If you have a question for which you can’t find an answer here, or if have suggestions for missing features, you can contact us.
With its introduction, the KNMI Data Platform (KDP) will be more primitive and sober than the KNMI Data Center (KDC): it functions as a foundation on which we will continue to build.
Will those dropped functionalities return to the new platform? This depends on you. Our goal is to develop functionalities that are/remain used in the future.
No, you are no longer able to use FTP. After the migration from KDC to KDP, the way you download data has changed. FTP and HTTP downloads have been replaced by API downloads.
The Get Started section provides you with the required information to access Open Data.
In KDP context, files with the
.nc extension refer to NetCDF files.
NetCDF is a data format that supports the creation, access, and sharing of array-oriented scientific data.
There are different libraries in different programming languages that can be used to load and manipulate NetCDF files. Documentation of these libraries describes how the library can be used in combination with NetCDF files.
If you request an API key, you receive a confirmation email with details for that specific API key. First, try to find this specific email in your email account. It can happen that these e-mails end up in your spam folder. Therefore, make sure your spam folder does not contain this confirmation email. If you cannot find the email containing the API key, please contact us to revoke your API key. You can request a new API key after the old one has been revoked.
You will get back an error response with HTTP code 429.
In most cases, developers want higher quotas or rate limits because they want to download a (partially) complete dataset. If this is the case, you can take a look at the Complete Dataset Download section.
There might be some latency due to updating between your API calls and your API usage.
Anonymous keys are subject to an expiry date. Read the Get Started section for more information, and to view the latest active keys.
If your personal API key does not work, please contact us.
All datasets in this portal are free of charge and are provided under the ‘OpenData’ policy of the Dutch government. For more information on the ‘OpenData’ policy, visit the data portal of the Dutch government.
To ensure fair usage and to be able to scale operation costs of the KDP, we limit the total number of requests you can make with an API key in a period. Unregistered users that make use of anonymous API keys share these limits among all other active users of that key.
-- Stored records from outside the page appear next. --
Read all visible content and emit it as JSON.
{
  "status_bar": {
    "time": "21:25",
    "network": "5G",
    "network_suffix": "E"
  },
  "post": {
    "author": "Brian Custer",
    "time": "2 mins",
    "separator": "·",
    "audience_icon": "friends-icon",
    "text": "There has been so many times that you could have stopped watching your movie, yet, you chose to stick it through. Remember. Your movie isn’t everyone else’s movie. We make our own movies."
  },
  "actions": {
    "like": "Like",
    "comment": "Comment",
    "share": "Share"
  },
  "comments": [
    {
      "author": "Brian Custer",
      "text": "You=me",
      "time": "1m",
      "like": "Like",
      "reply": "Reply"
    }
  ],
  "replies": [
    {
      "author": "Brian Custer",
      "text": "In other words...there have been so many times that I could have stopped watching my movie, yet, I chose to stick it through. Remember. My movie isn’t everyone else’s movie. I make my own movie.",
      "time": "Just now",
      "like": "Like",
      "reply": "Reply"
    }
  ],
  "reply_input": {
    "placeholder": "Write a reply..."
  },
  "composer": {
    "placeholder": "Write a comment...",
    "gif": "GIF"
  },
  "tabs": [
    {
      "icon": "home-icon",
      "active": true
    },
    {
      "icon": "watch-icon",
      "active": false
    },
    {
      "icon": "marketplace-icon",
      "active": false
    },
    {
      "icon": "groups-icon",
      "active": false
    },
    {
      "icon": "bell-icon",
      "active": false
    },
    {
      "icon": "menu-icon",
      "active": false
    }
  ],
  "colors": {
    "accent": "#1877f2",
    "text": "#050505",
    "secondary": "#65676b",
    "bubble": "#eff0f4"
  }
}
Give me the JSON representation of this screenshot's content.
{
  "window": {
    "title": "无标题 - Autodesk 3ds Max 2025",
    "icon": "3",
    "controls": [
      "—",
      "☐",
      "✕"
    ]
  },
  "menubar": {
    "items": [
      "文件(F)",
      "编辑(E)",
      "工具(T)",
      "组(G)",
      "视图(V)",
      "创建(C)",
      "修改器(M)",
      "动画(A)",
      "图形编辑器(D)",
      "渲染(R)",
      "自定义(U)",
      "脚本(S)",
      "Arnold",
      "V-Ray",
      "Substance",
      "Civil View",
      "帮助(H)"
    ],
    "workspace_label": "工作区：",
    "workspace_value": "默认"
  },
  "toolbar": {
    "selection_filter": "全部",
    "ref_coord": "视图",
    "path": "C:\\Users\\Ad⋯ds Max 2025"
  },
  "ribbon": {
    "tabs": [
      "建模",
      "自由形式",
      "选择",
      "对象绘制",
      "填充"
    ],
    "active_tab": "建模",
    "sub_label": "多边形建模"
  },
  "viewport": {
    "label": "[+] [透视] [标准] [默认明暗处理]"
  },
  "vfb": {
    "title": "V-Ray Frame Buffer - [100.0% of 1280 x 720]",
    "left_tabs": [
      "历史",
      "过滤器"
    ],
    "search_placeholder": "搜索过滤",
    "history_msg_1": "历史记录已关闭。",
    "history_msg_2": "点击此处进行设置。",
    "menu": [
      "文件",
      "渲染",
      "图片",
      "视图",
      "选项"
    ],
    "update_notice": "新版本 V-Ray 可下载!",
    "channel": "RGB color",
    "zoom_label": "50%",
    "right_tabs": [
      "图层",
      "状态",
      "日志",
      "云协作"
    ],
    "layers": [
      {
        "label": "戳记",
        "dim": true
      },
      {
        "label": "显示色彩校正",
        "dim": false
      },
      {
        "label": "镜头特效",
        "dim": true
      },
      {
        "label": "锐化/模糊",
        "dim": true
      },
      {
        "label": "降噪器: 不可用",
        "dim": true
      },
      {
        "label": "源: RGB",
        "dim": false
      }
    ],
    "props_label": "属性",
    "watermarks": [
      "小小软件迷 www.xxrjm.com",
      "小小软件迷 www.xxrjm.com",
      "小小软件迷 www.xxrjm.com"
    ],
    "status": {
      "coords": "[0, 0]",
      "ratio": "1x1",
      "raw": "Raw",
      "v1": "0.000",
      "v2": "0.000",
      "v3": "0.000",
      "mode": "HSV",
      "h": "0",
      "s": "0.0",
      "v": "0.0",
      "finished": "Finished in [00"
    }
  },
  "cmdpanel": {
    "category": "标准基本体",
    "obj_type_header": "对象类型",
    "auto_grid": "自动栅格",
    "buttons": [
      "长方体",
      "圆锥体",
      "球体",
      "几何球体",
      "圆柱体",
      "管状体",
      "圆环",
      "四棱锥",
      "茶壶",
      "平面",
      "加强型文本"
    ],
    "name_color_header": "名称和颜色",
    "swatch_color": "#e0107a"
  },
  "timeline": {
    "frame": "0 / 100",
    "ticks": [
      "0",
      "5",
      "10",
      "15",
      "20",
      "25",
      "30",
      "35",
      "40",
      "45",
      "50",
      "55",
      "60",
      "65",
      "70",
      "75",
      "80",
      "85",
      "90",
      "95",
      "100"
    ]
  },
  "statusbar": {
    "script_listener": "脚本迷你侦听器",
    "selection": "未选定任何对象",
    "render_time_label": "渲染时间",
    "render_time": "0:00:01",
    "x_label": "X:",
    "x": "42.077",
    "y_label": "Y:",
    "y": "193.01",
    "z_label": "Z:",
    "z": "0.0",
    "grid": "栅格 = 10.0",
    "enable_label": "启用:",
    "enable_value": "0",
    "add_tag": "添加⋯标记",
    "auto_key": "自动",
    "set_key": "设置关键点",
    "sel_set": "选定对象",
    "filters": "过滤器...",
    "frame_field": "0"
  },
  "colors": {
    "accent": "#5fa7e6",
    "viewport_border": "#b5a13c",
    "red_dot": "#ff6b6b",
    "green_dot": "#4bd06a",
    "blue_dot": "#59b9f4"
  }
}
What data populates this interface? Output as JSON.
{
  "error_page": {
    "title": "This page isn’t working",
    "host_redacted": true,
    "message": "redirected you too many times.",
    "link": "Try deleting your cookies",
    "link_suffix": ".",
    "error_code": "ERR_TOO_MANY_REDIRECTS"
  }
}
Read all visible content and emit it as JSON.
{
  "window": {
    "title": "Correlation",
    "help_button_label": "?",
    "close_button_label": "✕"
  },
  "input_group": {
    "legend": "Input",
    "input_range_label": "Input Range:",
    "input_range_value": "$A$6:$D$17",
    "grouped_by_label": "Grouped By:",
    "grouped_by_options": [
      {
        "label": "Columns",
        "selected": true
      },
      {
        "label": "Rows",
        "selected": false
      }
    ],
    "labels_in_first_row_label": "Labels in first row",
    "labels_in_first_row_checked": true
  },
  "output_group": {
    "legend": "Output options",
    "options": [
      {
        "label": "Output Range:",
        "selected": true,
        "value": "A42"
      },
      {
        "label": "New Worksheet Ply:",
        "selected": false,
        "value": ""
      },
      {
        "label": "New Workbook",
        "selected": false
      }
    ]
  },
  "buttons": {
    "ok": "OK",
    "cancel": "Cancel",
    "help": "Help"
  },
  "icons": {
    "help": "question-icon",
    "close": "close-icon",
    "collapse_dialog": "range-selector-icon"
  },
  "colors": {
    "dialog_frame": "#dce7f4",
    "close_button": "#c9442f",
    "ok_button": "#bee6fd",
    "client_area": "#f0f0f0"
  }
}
To qualify for individual limits, you can register with your personal email address. The limits that apply to your personal API key usage should be suitable for most operational use cases. If you want to download a complete dataset within a reasonable time, take a look at the Complete Dataset Download section.
When you register yourself in this portal, you make use of your personal email address. Your email address is considered personal data. Personal data is information that can be used to identify you, like a name, a home address, or an email address. The protection of personal data is codified in law (‘Wet bescherming persoonsgegevens, Wbp’). This law helps to guard the privacy of citizens and is also applicable for personal data collected via the internet.
Under this law, personal data can only be used if it is explicitly stated in the user agreement. It must be clear for what purpose the personal information is stored. KDP uses your email address only for user registration and provision of access rights to datasets (authentication and authorization purposes). The law does provide some exceptions. Personal data can be used for criminal investigations if someone uses the site for committing acts or making statements that are punishable by law.
If you view the documentation of the Open Data API in the API Catalogue, you can see that the endpoint for listing the
dataset files support the
startAfterFilename query parameter.
This query parameter can be used to retrieve all files after a specific filename.
It makes use of UTF-8 binary order for filename comparison.
If we list the files for the dataset
radar_forecast/1.0 without specifying
startAfterFilename, we retrieve a list of
objects with the following filenames:
RAD_NL25_PCP_FM_201910261400.h5, RAD_NL25_PCP_FM_201910261405.h5, RAD_NL25_PCP_FM_201910261410.h5, ...
To retrieve the first files on date 2020-01-01, we pass the last valid dataset filename of the previous day as a value
In this example, this will be the file with the name
Note that the filename consists of the date, 2019-12-31, and the time, 23:55.
As a suffix, this becomes the value 201912312355.
If we call the endpoint for listing dataset files again with
RAD_NL25_PCP_FM_201912312355.h5 as value for the query
startAfterFilename, we retrieve a different list of objects with the following filenames:
RAD_NL25_PCP_FM_202001010000.h5, RAD_NL25_PCP_FM_202001010005.h5, RAD_NL25_PCP_FM_202001010010.h5, ...
Now we retrieve the datasets file “after” the given filename.
The documentation of the Open Data API explains in more detail how comparison of the value
with existing dataset filenames works.
X-KNMI-Deprecationin my response mean?
As with any software, features naturally evolve over time. Sometimes a new version for a feature will be substantially different, causing the old version of that feature to be deprecated. This key notifies the end of this feature, API version, or dataset. This key is only present when the feature is announced for deprecation. More information can be found here